Every record is to be printed exactly as written; pictures are to be omitted.

[Task input Boundary: Start]

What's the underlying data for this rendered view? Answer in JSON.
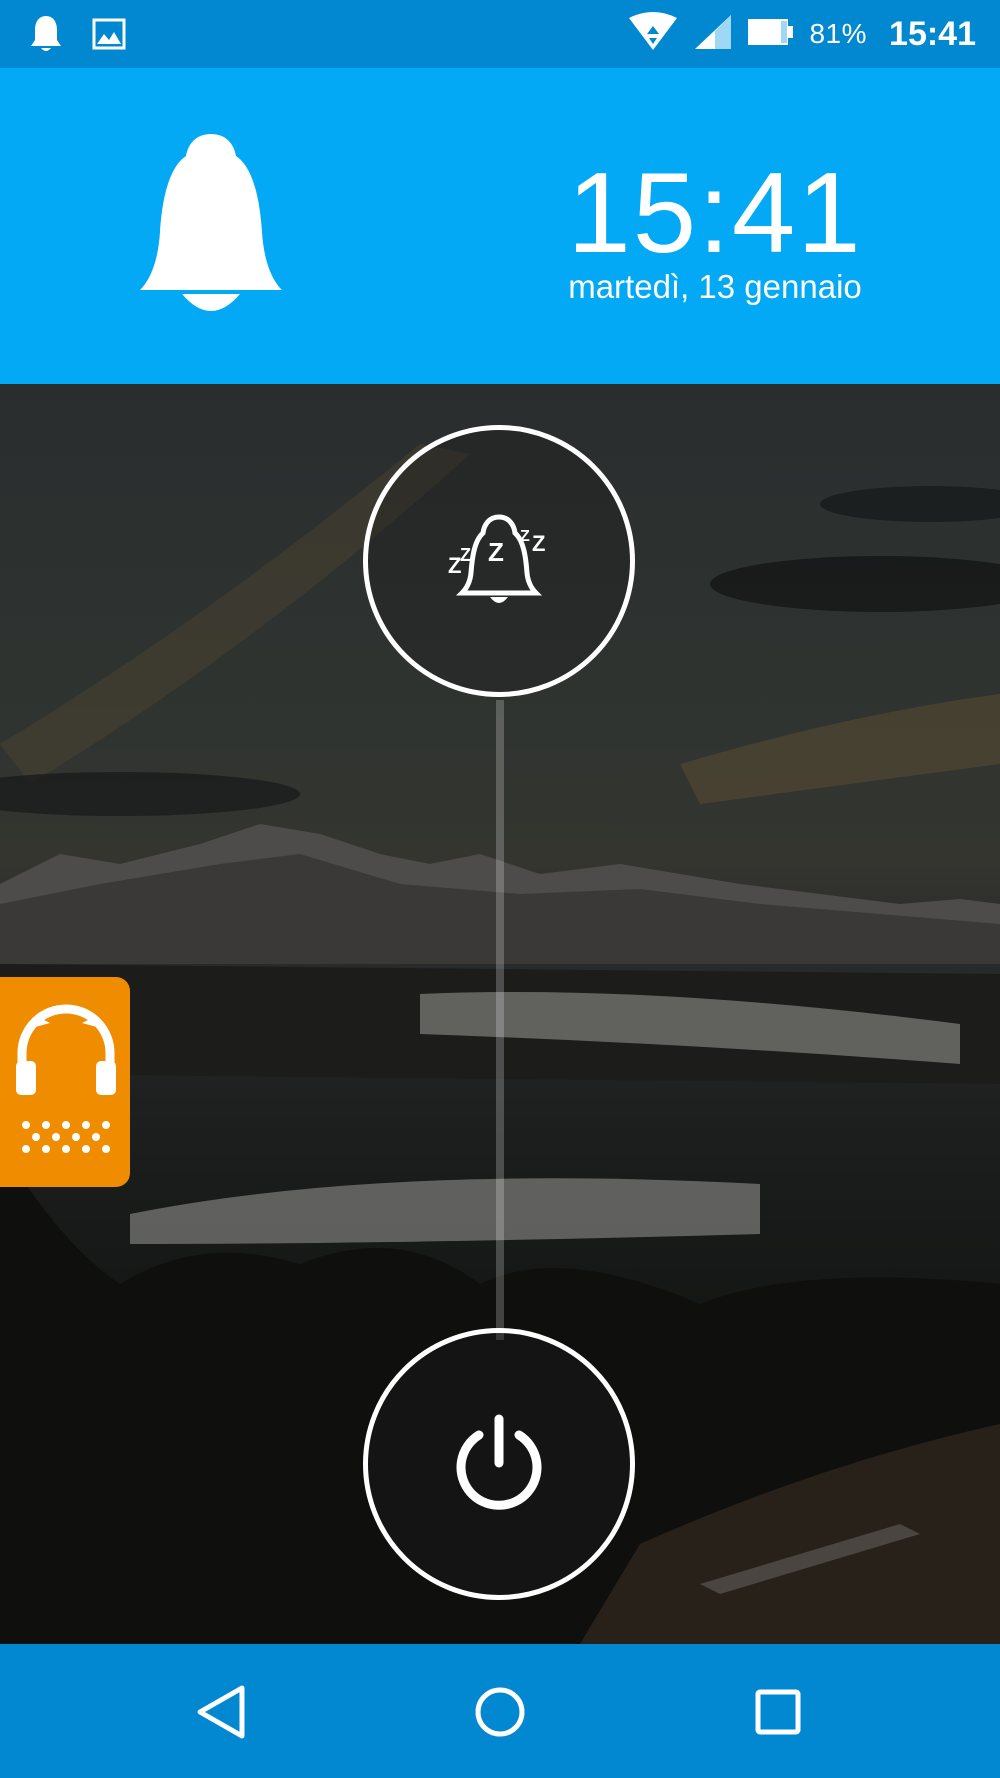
{
  "status_bar": {
    "battery_percent": "81%",
    "time": "15:41",
    "icons": [
      "notification-bell-icon",
      "image-icon",
      "wifi-icon",
      "cell-signal-icon",
      "battery-icon"
    ]
  },
  "header": {
    "time": "15:41",
    "date": "martedì, 13 gennaio",
    "icon": "alarm-bell-icon"
  },
  "actions": {
    "snooze_icon": "snooze-bell-icon",
    "dismiss_icon": "power-icon"
  },
  "side_widget": {
    "icon": "headphones-icon"
  },
  "nav_bar": {
    "icons": [
      "back-icon",
      "home-icon",
      "recents-icon"
    ]
  },
  "colors": {
    "status_bar": "#0288d1",
    "header": "#03a9f4",
    "side_widget": "#f08c00",
    "nav_bar": "#0288d1"
  }
}
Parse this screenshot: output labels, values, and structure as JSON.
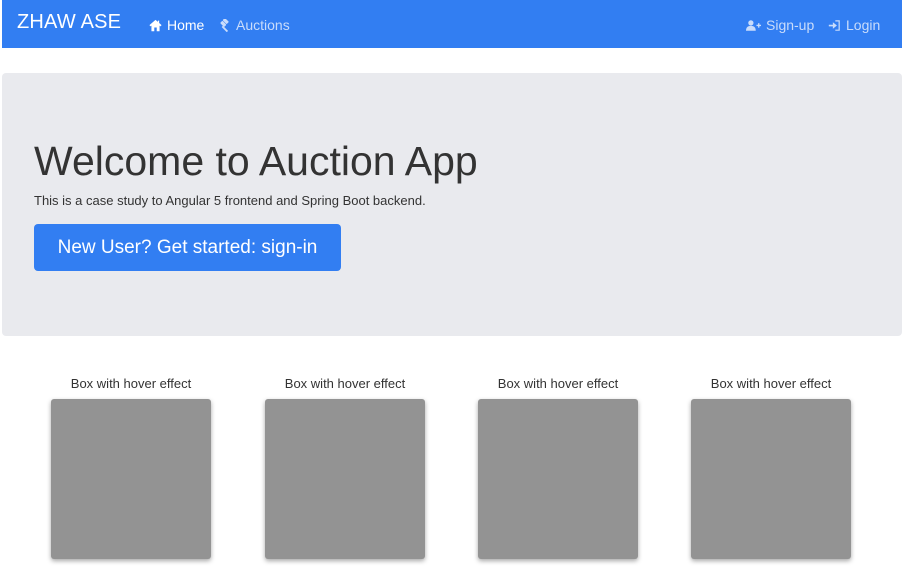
{
  "navbar": {
    "brand": "ZHAW ASE",
    "bg_color": "#327ef2",
    "items": [
      {
        "label": "Home",
        "icon": "home-icon",
        "active": true
      },
      {
        "label": "Auctions",
        "icon": "gavel-icon",
        "active": false
      }
    ],
    "right_items": [
      {
        "label": "Sign-up",
        "icon": "user-plus-icon"
      },
      {
        "label": "Login",
        "icon": "sign-in-icon"
      }
    ]
  },
  "jumbotron": {
    "title": "Welcome to Auction App",
    "lead": "This is a case study to Angular 5 frontend and Spring Boot backend.",
    "button_label": "New User? Get started: sign-in",
    "bg_color": "#e9eaee"
  },
  "boxes": [
    {
      "label": "Box with hover effect"
    },
    {
      "label": "Box with hover effect"
    },
    {
      "label": "Box with hover effect"
    },
    {
      "label": "Box with hover effect"
    }
  ]
}
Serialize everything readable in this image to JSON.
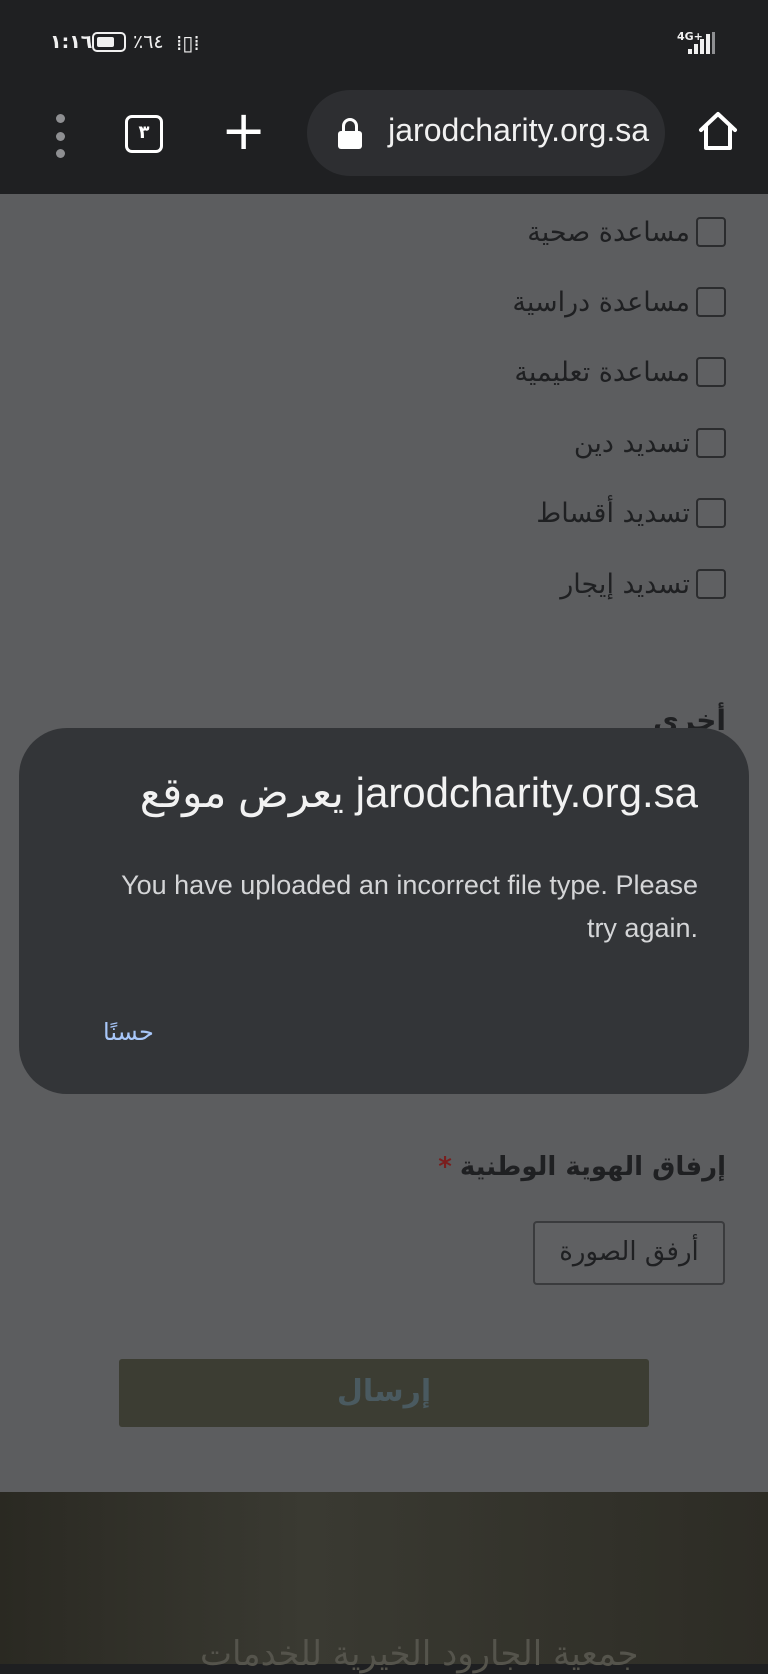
{
  "status_bar": {
    "time": "١:١٦",
    "battery_text": "٪٦٤",
    "battery_level": 0.64,
    "network": "4G+"
  },
  "browser": {
    "tab_count": "٣",
    "url": "jarodcharity.org.sa",
    "icons": [
      "more-vert-icon",
      "tab-switcher-icon",
      "new-tab-icon",
      "lock-icon",
      "home-icon"
    ]
  },
  "page": {
    "checkbox_options": [
      {
        "label": "مساعدة صحية",
        "checked": false
      },
      {
        "label": "مساعدة دراسية",
        "checked": false
      },
      {
        "label": "مساعدة تعليمية",
        "checked": false
      },
      {
        "label": "تسديد دين",
        "checked": false
      },
      {
        "label": "تسديد أقساط",
        "checked": false
      },
      {
        "label": "تسديد إيجار",
        "checked": false
      }
    ],
    "other_label": "أخرى",
    "national_id_label": "إرفاق الهوية الوطنية",
    "required_marker": "*",
    "attach_button": "أرفق الصورة",
    "submit_button": "إرسال",
    "footer_text": "جمعية الجارود الخيرية للخدمات"
  },
  "dialog": {
    "title": "يعرض موقع jarodcharity.org.sa",
    "message": "You have uploaded an incorrect file type. Please try again.",
    "ok_button": "حسنًا"
  },
  "colors": {
    "dialog_bg": "#333538",
    "link_blue": "#a8c7fa",
    "toolbar_bg": "#1f2022"
  }
}
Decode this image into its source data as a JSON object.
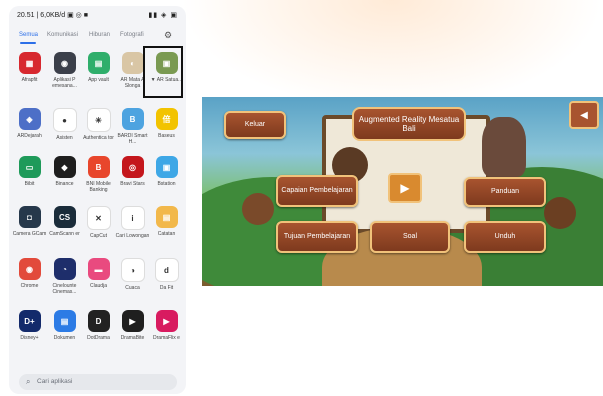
{
  "phone": {
    "status_left": "20.51 | 6,0KB/d ▣ ◎ ■",
    "status_right": "▮▮ ◈ ▣",
    "tabs": [
      {
        "label": "Semua",
        "active": true
      },
      {
        "label": "Komunikasi",
        "active": false
      },
      {
        "label": "Hiburan",
        "active": false
      },
      {
        "label": "Fotografi",
        "active": false
      }
    ],
    "settings_icon": "gear-icon",
    "apps": [
      {
        "label": "Afrapfit",
        "glyph": "▦",
        "color": "#d7282f"
      },
      {
        "label": "Aplikasi P emesana...",
        "glyph": "◉",
        "color": "#3b3f4a"
      },
      {
        "label": "App vault",
        "glyph": "▤",
        "color": "#2fae6b"
      },
      {
        "label": "AR Mata A Slonga",
        "glyph": "◐",
        "color": "#d9c6a5"
      },
      {
        "label": "▼ AR Satua...",
        "glyph": "▣",
        "color": "#7a9a52"
      },
      {
        "label": "ARDejarah",
        "glyph": "◈",
        "color": "#4d6fc7"
      },
      {
        "label": "Asisten",
        "glyph": "●",
        "color": "#ffffff"
      },
      {
        "label": "Authentica tor",
        "glyph": "✳",
        "color": "#ffffff"
      },
      {
        "label": "BARDI Smart H...",
        "glyph": "B",
        "color": "#4da3e0"
      },
      {
        "label": "Baseus",
        "glyph": "倍",
        "color": "#f2c300"
      },
      {
        "label": "Bibit",
        "glyph": "▭",
        "color": "#1e9a5a"
      },
      {
        "label": "Binance",
        "glyph": "◆",
        "color": "#1e1e1e"
      },
      {
        "label": "BNI Mobile Banking",
        "glyph": "B",
        "color": "#e8462c"
      },
      {
        "label": "Bravi Stars",
        "glyph": "◎",
        "color": "#c4161c"
      },
      {
        "label": "Bstation",
        "glyph": "▣",
        "color": "#3ea7e6"
      },
      {
        "label": "Camera GCam",
        "glyph": "◘",
        "color": "#26384b"
      },
      {
        "label": "CamScann er",
        "glyph": "CS",
        "color": "#1a2c3a"
      },
      {
        "label": "CapCut",
        "glyph": "✕",
        "color": "#ffffff"
      },
      {
        "label": "Cari Lowongan",
        "glyph": "i",
        "color": "#ffffff"
      },
      {
        "label": "Catatan",
        "glyph": "▤",
        "color": "#f2b84b"
      },
      {
        "label": "Chrome",
        "glyph": "◉",
        "color": "#e24a3b"
      },
      {
        "label": "Cinelounte Cinemas...",
        "glyph": "◔",
        "color": "#1e2e6b"
      },
      {
        "label": "Claudja",
        "glyph": "▬",
        "color": "#e94a7f"
      },
      {
        "label": "Cuaca",
        "glyph": "◑",
        "color": "#ffffff"
      },
      {
        "label": "Da Fit",
        "glyph": "d",
        "color": "#ffffff"
      },
      {
        "label": "Disney+",
        "glyph": "D+",
        "color": "#132a6b"
      },
      {
        "label": "Dokumen",
        "glyph": "▤",
        "color": "#2c7be5"
      },
      {
        "label": "DotDrama",
        "glyph": "D",
        "color": "#222222"
      },
      {
        "label": "DramaBite",
        "glyph": "▶",
        "color": "#1f1f1f"
      },
      {
        "label": "DramaFlix e",
        "glyph": "▶",
        "color": "#d81b60"
      }
    ],
    "search_placeholder": "Cari aplikasi",
    "search_icon": "search-icon"
  },
  "game": {
    "title": "Augmented Reality Mesatua Bali",
    "buttons": {
      "keluar": "Keluar",
      "capaian": "Capaian Pembelajaran",
      "tujuan": "Tujuan Pembelajaran",
      "panduan": "Panduan",
      "soal": "Soal",
      "unduh": "Unduh"
    },
    "sound_icon": "speaker-icon",
    "play_icon": "play-icon"
  }
}
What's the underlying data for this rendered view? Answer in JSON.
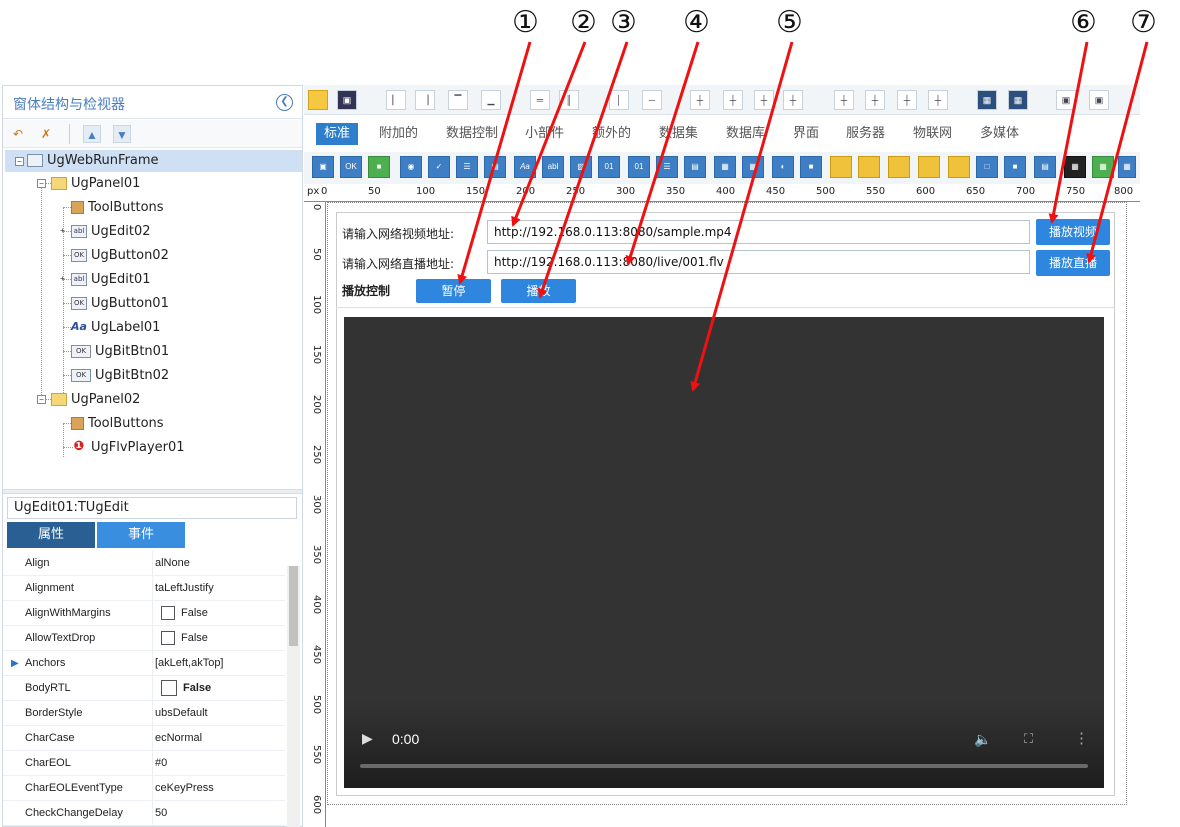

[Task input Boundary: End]

**Solution to this exercise**
What's the underlying data for this rendered view? Answer in JSON.
{
  "status_bar": {
    "battery_percent": "81%",
    "time": "15:41",
    "icons": [
      "notification-bell-icon",
      "image-icon",
      "wifi-icon",
      "cell-signal-icon",
      "battery-icon"
    ]
  },
  "header": {
    "time": "15:41",
    "date": "martedì, 13 gennaio",
    "icon": "alarm-bell-icon"
  },
  "actions": {
    "snooze_icon": "snooze-bell-icon",
    "dismiss_icon": "power-icon"
  },
  "side_widget": {
    "icon": "headphones-icon"
  },
  "nav_bar": {
    "icons": [
      "back-icon",
      "home-icon",
      "recents-icon"
    ]
  },
  "colors": {
    "status_bar": "#0288d1",
    "header": "#03a9f4",
    "side_widget": "#f08c00",
    "nav_bar": "#0288d1"
  }
}
Parse this screenshot: output labels, values, and structure as JSON.
{
  "navbar": {
    "brand": "ZHAW ASE",
    "bg_color": "#327ef2",
    "items": [
      {
        "label": "Home",
        "icon": "home-icon",
        "active": true
      },
      {
        "label": "Auctions",
        "icon": "gavel-icon",
        "active": false
      }
    ],
    "right_items": [
      {
        "label": "Sign-up",
        "icon": "user-plus-icon"
      },
      {
        "label": "Login",
        "icon": "sign-in-icon"
      }
    ]
  },
  "jumbotron": {
    "title": "Welcome to Auction App",
    "lead": "This is a case study to Angular 5 frontend and Spring Boot backend.",
    "button_label": "New User? Get started: sign-in",
    "bg_color": "#e9eaee"
  },
  "boxes": [
    {
      "label": "Box with hover effect"
    },
    {
      "label": "Box with hover effect"
    },
    {
      "label": "Box with hover effect"
    },
    {
      "label": "Box with hover effect"
    }
  ]
}
Serialize everything readable in this image to JSON.
{
  "status_bar": {
    "time": "١:١٦",
    "battery_text": "٪٦٤",
    "battery_level": 0.64,
    "network": "4G+"
  },
  "browser": {
    "tab_count": "٣",
    "url": "jarodcharity.org.sa",
    "icons": [
      "more-vert-icon",
      "tab-switcher-icon",
      "new-tab-icon",
      "lock-icon",
      "home-icon"
    ]
  },
  "page": {
    "checkbox_options": [
      {
        "label": "مساعدة صحية",
        "checked": false
      },
      {
        "label": "مساعدة دراسية",
        "checked": false
      },
      {
        "label": "مساعدة تعليمية",
        "checked": false
      },
      {
        "label": "تسديد دين",
        "checked": false
      },
      {
        "label": "تسديد أقساط",
        "checked": false
      },
      {
        "label": "تسديد إيجار",
        "checked": false
      }
    ],
    "other_label": "أخرى",
    "national_id_label": "إرفاق الهوية الوطنية",
    "required_marker": "*",
    "attach_button": "أرفق الصورة",
    "submit_button": "إرسال",
    "footer_text": "جمعية الجارود الخيرية للخدمات"
  },
  "dialog": {
    "title": "يعرض موقع jarodcharity.org.sa",
    "message": "You have uploaded an incorrect file type. Please try again.",
    "ok_button": "حسنًا"
  },
  "colors": {
    "dialog_bg": "#333538",
    "link_blue": "#a8c7fa",
    "toolbar_bg": "#1f2022"
  }
}
Decode this image into its source data as a JSON object.
{
  "phone": {
    "status_left": "20.51 | 6,0KB/d ▣ ◎ ■",
    "status_right": "▮▮ ◈ ▣",
    "tabs": [
      {
        "label": "Semua",
        "active": true
      },
      {
        "label": "Komunikasi",
        "active": false
      },
      {
        "label": "Hiburan",
        "active": false
      },
      {
        "label": "Fotografi",
        "active": false
      }
    ],
    "settings_icon": "gear-icon",
    "apps": [
      {
        "label": "Afrapfit",
        "glyph": "▦",
        "color": "#d7282f"
      },
      {
        "label": "Aplikasi P emesana...",
        "glyph": "◉",
        "color": "#3b3f4a"
      },
      {
        "label": "App vault",
        "glyph": "▤",
        "color": "#2fae6b"
      },
      {
        "label": "AR Mata A Slonga",
        "glyph": "◐",
        "color": "#d9c6a5"
      },
      {
        "label": "▼ AR Satua...",
        "glyph": "▣",
        "color": "#7a9a52"
      },
      {
        "label": "ARDejarah",
        "glyph": "◈",
        "color": "#4d6fc7"
      },
      {
        "label": "Asisten",
        "glyph": "●",
        "color": "#ffffff"
      },
      {
        "label": "Authentica tor",
        "glyph": "✳",
        "color": "#ffffff"
      },
      {
        "label": "BARDI Smart H...",
        "glyph": "B",
        "color": "#4da3e0"
      },
      {
        "label": "Baseus",
        "glyph": "倍",
        "color": "#f2c300"
      },
      {
        "label": "Bibit",
        "glyph": "▭",
        "color": "#1e9a5a"
      },
      {
        "label": "Binance",
        "glyph": "◆",
        "color": "#1e1e1e"
      },
      {
        "label": "BNI Mobile Banking",
        "glyph": "B",
        "color": "#e8462c"
      },
      {
        "label": "Bravi Stars",
        "glyph": "◎",
        "color": "#c4161c"
      },
      {
        "label": "Bstation",
        "glyph": "▣",
        "color": "#3ea7e6"
      },
      {
        "label": "Camera GCam",
        "glyph": "◘",
        "color": "#26384b"
      },
      {
        "label": "CamScann er",
        "glyph": "CS",
        "color": "#1a2c3a"
      },
      {
        "label": "CapCut",
        "glyph": "✕",
        "color": "#ffffff"
      },
      {
        "label": "Cari Lowongan",
        "glyph": "i",
        "color": "#ffffff"
      },
      {
        "label": "Catatan",
        "glyph": "▤",
        "color": "#f2b84b"
      },
      {
        "label": "Chrome",
        "glyph": "◉",
        "color": "#e24a3b"
      },
      {
        "label": "Cinelounte Cinemas...",
        "glyph": "◔",
        "color": "#1e2e6b"
      },
      {
        "label": "Claudja",
        "glyph": "▬",
        "color": "#e94a7f"
      },
      {
        "label": "Cuaca",
        "glyph": "◑",
        "color": "#ffffff"
      },
      {
        "label": "Da Fit",
        "glyph": "d",
        "color": "#ffffff"
      },
      {
        "label": "Disney+",
        "glyph": "D+",
        "color": "#132a6b"
      },
      {
        "label": "Dokumen",
        "glyph": "▤",
        "color": "#2c7be5"
      },
      {
        "label": "DotDrama",
        "glyph": "D",
        "color": "#222222"
      },
      {
        "label": "DramaBite",
        "glyph": "▶",
        "color": "#1f1f1f"
      },
      {
        "label": "DramaFlix e",
        "glyph": "▶",
        "color": "#d81b60"
      }
    ],
    "search_placeholder": "Cari aplikasi",
    "search_icon": "search-icon"
  },
  "game": {
    "title": "Augmented Reality Mesatua Bali",
    "buttons": {
      "keluar": "Keluar",
      "capaian": "Capaian Pembelajaran",
      "tujuan": "Tujuan Pembelajaran",
      "panduan": "Panduan",
      "soal": "Soal",
      "unduh": "Unduh"
    },
    "sound_icon": "speaker-icon",
    "play_icon": "play-icon"
  }
}
What's the underlying data for this rendered view? Answer in JSON.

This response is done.